I pick up the book and turn it over fondly in my hands. I relish entering into our dystopian journey and look forward to meeting the characters with my students for the first time. There is such a compelling energy in the start of the work.
It is here at the beginning I also find one of my favorite characters in literature, Clarisse McClellan. Her part is fleeting, but her minimal existence in the story is the catalyst for the change the hero goes through. And such is the case in life it seems. Our part is fleeting, minimal, but as with Clarisse, it’s filled with opportunity to affect others.
As we read, I pull passages from the text and we make connections. For example, the main character in the novel asks Clarisse how old she is, and she answers with the unusual anthem that she is “seventeen and crazy.” I truly appreciate this description of herself as I look across the faces in my classroom, whose ages range from 15-17. I explain to the class that Clarisse is not stating she is truly insane or a “radical,” rather that she does not fit into the norm her society embodies. Indeed, she enjoys long walks in the evening, the smell of autumn, and conversations rather than media.
She sounds pretty rational to me, but in Bradbury’s world gone insane, the sane are considered crazy. There is also a loss of compassion in Bradbury’s world, and people only care for themselves and their material possessions. It reminds me of a society that is afraid of what it might lose if it has to share something. A society where morality is based in allegiance to a name or slogan rather than determined by basic human goodness. For example, compassion or even sympathy for the less fortunate. In an insane world, if someone is less fortunate, it is their fault. And in some cases, they should be punished for it.
Isn’t that insane? Should we punish someone who is less fortunate or suffering, someone who is running from persecution? Should we punish a child who is already scared and tormented? How is that right? How is that sane? Does fear make it right? Sorry, I stopped talking about the book a long time ago.
So we conclude that Clarisse is not truly crazy, rather impassioned. And as my students and I dance through Bradbury’s thick use of imagery and metaphor, I hope that they grasp that. She is not driven by an apathetic society or political banter, rather what she knows is true and good.
In summation, a passionate outcast from her time, Clarisse is someone to appreciate beyond her crazy declaration and her dystopian world.
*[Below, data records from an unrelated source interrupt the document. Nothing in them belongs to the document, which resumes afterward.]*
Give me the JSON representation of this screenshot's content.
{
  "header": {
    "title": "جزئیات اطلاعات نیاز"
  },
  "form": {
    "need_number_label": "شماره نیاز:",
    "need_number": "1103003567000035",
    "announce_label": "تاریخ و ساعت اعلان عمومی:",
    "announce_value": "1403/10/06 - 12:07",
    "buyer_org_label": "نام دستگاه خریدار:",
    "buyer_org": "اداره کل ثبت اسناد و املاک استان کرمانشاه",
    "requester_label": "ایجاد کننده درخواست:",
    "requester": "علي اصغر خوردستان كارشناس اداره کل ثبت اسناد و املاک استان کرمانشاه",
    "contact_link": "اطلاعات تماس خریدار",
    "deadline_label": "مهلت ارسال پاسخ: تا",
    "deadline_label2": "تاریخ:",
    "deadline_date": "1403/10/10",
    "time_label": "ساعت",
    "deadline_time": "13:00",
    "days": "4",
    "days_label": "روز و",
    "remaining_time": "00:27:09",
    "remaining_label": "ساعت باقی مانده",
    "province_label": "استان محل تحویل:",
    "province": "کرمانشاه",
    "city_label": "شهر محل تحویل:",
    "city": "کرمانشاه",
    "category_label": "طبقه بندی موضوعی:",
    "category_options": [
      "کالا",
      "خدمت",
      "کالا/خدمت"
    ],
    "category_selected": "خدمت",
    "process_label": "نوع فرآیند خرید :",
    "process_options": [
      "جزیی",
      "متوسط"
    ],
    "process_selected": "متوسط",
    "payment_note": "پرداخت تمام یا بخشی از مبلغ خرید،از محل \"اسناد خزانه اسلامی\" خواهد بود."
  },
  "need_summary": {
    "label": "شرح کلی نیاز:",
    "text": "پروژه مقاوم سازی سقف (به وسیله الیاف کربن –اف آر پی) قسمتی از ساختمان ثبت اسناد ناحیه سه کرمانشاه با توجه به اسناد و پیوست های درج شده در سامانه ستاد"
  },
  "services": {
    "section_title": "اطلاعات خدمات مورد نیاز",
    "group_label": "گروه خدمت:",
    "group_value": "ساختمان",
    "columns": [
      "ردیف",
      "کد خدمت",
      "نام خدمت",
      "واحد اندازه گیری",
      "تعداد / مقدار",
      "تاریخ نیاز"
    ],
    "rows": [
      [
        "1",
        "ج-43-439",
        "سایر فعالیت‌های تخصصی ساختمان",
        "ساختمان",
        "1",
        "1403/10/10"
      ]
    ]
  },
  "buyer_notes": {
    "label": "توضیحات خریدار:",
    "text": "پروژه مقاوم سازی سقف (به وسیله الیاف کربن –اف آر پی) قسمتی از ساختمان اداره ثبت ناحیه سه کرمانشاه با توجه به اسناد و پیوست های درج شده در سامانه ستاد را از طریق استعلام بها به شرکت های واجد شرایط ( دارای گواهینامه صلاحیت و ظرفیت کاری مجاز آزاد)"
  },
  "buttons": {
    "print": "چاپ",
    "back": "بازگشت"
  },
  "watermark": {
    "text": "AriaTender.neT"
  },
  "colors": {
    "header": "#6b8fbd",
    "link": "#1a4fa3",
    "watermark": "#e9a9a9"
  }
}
Often times, in reality we find ourselves in a crazy world and are faced with unbelievable circumstances that seem blatantly wrong.
Luckily, we have the political right and left created by moralistic politicians and unbiased media to help us think about what is best for humanity. I will follow one…or the other, with a loyalty that is prescribed in their own clever slogans -words that will transcend their actions and represent the truth as they see fit to give it to us (we studied satire last unit).
It is the end of the day, and as I walk out my door and down the hallway to the exit where my car rests, a student yells just before I turn the corner, “Hey Mr. Theodore, I’m seventeen and crazy!” I smile and think, yes you are, random student. Extra credit for you! It is a crazy world and I am crazy too.
Brian Theodore is a language arts teacher at Corbin High School and lives in Corbin with his wife, who is also a teacher at CHS. He can be contacted at Theteachersdesk.email@example.com.